A Union County man has been indicted on charges of making corrupt payments to a public official, wire fraud, and using a facility in interstate commerce to facilitate bribery, U.S. Attorney Craig Carpenito announced today.
Jeanmarie Zahore, 56, of Rahway has been charged in an indictment unsealed with one count of making corrupt payments to an agent of a local government receiving federal funds, two counts of wire fraud, and one count of violating the Travel Act to carry on bribery.
Zahore made his initial appearance before U.S. Magistrate Judge Cathy L. Waldor and was released on a $100,000 unsecured bond. No date has been scheduled for Zahore’s arraignment.
According to the indictment:
Zahore was the sole owner of JZ Nettech, a computer consulting business that he operated out of his residence.
On September 15, 2015, the City Council of Orange Township, New Jersey, passed a resolution awarding JZ Nettech, without competitive bidding, a $350,000 emergency contract to install a computer networking system at a municipal complex that housed the Orange Municipal Court and the Orange Police Department (the “Municipal Complex Project”).
From August 2015 through at least November 23, 2015, Zahore engaged in a scheme to offer and give corrupt cash payments to an unnamed Orange public official to influence and reward them for using their influence to arrange for Orange to award JZ Nettech the emergency contract and to facilitate payments from Orange to JZ Nettech.
After communications between Zahore and the public official, at a meeting at the Municipal Complex on September 14, 2015, the public official advised a senior official of the Orange Municipal Court (the “Court Official”) and a senior official of the Orange Police Department (the “Police Department Official”) that: (a) there was an urgent need to address a potential security vulnerability in the Municipal Complex’s computer network, and (b) JZ Nettech had been selected as the vendor to fix the problem.
The public official caused Orange to issue a Certification of Funds, certifying that $350,000 was available for the Municipal Complex Project and identifying the vendor as JZ Nettech.

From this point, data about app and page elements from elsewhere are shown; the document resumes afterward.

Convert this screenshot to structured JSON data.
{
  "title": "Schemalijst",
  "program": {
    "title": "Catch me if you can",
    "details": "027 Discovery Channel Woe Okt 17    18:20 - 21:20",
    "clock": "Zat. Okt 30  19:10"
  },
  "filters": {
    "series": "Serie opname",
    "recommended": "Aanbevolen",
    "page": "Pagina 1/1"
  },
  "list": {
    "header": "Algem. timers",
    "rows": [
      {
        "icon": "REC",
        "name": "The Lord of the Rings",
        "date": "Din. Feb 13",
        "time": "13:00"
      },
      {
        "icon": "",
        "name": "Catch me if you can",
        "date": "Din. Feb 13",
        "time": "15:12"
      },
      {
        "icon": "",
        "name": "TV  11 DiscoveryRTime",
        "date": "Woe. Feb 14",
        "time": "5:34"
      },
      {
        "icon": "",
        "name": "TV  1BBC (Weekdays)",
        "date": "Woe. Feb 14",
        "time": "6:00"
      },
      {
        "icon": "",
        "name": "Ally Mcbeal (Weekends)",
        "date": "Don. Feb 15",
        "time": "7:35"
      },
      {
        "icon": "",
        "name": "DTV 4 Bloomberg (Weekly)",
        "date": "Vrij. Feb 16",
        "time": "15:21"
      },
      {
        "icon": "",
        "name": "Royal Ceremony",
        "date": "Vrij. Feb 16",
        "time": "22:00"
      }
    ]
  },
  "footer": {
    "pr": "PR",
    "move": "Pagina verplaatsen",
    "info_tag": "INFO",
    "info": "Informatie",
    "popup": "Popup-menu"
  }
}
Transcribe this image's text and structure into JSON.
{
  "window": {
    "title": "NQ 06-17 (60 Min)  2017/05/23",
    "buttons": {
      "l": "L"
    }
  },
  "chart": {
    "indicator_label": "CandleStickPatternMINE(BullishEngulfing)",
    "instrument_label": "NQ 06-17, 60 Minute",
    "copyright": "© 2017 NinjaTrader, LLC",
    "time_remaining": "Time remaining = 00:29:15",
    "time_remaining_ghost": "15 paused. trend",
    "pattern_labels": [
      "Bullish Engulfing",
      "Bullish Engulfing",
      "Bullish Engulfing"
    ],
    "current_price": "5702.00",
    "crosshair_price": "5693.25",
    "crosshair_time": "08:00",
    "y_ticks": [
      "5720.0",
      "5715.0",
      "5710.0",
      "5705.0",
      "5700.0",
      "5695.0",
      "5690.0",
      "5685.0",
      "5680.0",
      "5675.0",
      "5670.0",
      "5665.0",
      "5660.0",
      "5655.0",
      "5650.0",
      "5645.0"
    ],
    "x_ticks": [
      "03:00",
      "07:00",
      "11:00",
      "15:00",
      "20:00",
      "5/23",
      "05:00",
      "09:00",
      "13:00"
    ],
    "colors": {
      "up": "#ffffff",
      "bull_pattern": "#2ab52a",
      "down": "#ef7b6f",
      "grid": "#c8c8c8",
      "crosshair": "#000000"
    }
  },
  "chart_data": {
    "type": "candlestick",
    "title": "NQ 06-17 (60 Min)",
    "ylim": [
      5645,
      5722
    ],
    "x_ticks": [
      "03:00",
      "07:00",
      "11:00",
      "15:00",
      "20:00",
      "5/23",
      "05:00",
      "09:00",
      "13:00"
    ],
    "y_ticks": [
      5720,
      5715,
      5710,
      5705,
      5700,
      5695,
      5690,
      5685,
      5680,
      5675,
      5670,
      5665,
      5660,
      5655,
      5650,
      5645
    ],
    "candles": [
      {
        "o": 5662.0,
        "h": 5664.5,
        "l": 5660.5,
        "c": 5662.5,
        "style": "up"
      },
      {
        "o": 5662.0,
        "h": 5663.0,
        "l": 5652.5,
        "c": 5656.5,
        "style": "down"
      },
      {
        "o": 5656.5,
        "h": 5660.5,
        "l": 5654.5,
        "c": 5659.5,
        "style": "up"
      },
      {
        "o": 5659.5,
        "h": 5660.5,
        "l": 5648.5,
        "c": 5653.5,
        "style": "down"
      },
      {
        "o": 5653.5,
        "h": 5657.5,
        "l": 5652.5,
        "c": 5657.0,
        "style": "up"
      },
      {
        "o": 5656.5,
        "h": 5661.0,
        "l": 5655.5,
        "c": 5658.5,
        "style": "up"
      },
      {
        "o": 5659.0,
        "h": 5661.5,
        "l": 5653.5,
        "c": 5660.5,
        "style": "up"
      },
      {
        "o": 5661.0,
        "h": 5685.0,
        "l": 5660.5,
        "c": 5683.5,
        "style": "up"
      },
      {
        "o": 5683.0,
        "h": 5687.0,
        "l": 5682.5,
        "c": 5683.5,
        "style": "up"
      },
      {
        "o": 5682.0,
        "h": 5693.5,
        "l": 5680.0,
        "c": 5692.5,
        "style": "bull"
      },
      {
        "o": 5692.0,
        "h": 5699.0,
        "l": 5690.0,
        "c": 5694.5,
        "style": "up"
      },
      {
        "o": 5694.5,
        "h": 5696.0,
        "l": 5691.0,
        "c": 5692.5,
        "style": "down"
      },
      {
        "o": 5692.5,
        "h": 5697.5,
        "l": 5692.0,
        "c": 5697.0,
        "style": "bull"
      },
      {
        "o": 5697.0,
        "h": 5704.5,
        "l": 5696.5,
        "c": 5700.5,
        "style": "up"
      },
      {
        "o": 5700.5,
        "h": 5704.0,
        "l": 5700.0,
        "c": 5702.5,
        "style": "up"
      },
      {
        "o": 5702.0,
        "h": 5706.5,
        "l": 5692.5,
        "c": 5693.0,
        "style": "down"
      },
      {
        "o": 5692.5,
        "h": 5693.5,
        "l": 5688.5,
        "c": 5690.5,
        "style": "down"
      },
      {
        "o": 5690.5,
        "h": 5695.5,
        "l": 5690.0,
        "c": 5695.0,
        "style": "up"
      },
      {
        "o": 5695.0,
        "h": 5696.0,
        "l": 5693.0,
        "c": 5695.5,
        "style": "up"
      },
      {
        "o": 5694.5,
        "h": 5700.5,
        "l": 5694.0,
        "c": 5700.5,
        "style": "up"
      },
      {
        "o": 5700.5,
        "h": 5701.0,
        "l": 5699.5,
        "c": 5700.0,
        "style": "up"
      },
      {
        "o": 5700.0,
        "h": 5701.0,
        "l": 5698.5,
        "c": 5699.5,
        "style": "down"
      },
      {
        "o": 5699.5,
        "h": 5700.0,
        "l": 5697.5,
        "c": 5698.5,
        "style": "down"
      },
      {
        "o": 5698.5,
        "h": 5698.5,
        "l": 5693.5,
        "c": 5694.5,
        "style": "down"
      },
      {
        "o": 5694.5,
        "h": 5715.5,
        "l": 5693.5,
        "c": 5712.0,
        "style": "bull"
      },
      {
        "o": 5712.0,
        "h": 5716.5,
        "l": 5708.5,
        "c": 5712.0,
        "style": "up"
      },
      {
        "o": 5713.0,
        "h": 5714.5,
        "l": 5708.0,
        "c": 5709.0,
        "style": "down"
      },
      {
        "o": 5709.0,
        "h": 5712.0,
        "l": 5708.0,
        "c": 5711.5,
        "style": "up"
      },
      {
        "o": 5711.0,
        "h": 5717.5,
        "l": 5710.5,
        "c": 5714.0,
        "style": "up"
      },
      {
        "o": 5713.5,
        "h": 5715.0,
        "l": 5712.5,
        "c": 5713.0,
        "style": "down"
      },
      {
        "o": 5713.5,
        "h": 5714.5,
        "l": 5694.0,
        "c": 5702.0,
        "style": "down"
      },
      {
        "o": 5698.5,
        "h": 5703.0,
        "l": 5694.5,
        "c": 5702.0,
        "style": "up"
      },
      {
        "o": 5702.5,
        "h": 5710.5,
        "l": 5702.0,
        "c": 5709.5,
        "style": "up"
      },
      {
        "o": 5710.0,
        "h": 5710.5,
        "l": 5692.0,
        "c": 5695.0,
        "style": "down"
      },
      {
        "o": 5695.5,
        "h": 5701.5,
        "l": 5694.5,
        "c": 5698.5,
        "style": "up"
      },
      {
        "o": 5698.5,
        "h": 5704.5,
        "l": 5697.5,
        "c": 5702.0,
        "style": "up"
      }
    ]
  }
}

On September 15, 2015, the public official spoke before the Orange City Council in support of allocating emergency funds for the Municipal Complex Project and awarding the Municipal Complex Project to JZ Nettech.
At the meeting, during which Orange City Council members raised questions about the selection of JZ Nettech as the vendor for the Municipal Complex Project, the public official did not disclose that they had engaged in communications with Zahore since at least August 31, 2015.
On September 16, 2015, the day after the Orange City Council approved the $350,000 contract, the public official approved the issuance of a blanket purchase order authorizing Orange to pay JZ Nettech $350,000 in connection with the Municipal Complex Project.
On September 17, 2015, after Zahore and the public official text-messaged about Zahore’s invoice to Orange and meeting with each other, Zahore sent an email to an Orange Employee, attached to which was a JZ Nettech “invoice related to the 1st stage of the project” seeking a payment of $115,000.
On the same date, Zahore sent a text message to the public official, stating, “I sent [the JZ Nettech invoice for $115,000] to [Orange Employee]. Do you want a copy sent to u?”
On September 18, 2015, Zahore sent an email to the Orange Employee, attached to which was a revised JZ Nettech invoice, still seeking a payment of $115,000, but now indicating that $34,460 of the $115,000 was for the “Purchase of wiring for buildings.”
On the same date, at the public official's direction, the Police Department Official signed and approved a purchase order for the payment of $115,000 to JZ Nettech for the “PURCH[ASE] OF WIRING/CABLE/SUPPLIES” for the Municipal Complex Project. Typically, vendors are not pre-paid by Orange to purchase supplies for a project.
From September 18, 2015, to November 10, 2015, Zahore received and deposited three Orange checks totaling $350,000 in connection with the Municipal Complex Project into a bank account for him and JZ Nettech.
On November 20, 2015, and November 23, 2015, Zahore withdrew a total of approximately $50,000 in cash from this bank account, which was obtained, in substantial part, from the funds paid by Orange.
On each of those same dates, Zahore gave, and the public official accepted, approximately $10,000 in cash, which was intended to influence and reward the public official for their assistance in connection with the Municipal Complex Project.
Zahore characterized those two cash payments to Individual 1 totaling approximately $20,000 in a spreadsheet that Zahore maintained of expenses related to the Municipal Complex Project as follows:
Gift: [Initials of Individual 1]
Gift: [Initials of Individual 1]
Each of the following charges carries the following maximum potential penalties:
The count of making corrupt payments to an agent of a local government receiving federal funds is punishable by a maximum of 10 years in prison; the count of wire fraud is punishable by a maximum of 20 years in prison, and the count of use of an interstate facility to facilitate bribery is punishable by a maximum of five years in prison. Each count also carries a potential fine of $250,000.